### Records for the exercise
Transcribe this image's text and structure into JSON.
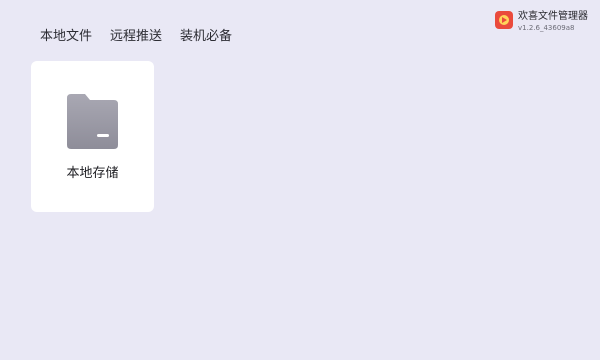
{
  "tabs": [
    {
      "label": "本地文件"
    },
    {
      "label": "远程推送"
    },
    {
      "label": "装机必备"
    }
  ],
  "brand": {
    "name": "欢喜文件管理器",
    "version": "v1.2.6_43609a8"
  },
  "storage_card": {
    "label": "本地存储",
    "icon": "folder-icon"
  },
  "colors": {
    "background": "#e9e8f5",
    "card": "#ffffff",
    "folder": "#9c9ba6",
    "brand_accent": "#ea4a3c"
  }
}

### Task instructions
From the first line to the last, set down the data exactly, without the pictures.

### Response to this exercise
Transcribe this image's text and structure into JSON.
{
  "tabs": [
    {
      "label": "本地文件"
    },
    {
      "label": "远程推送"
    },
    {
      "label": "装机必备"
    }
  ],
  "brand": {
    "name": "欢喜文件管理器",
    "version": "v1.2.6_43609a8"
  },
  "storage_card": {
    "label": "本地存储",
    "icon": "folder-icon"
  },
  "colors": {
    "background": "#e9e8f5",
    "card": "#ffffff",
    "folder": "#9c9ba6",
    "brand_accent": "#ea4a3c"
  }
}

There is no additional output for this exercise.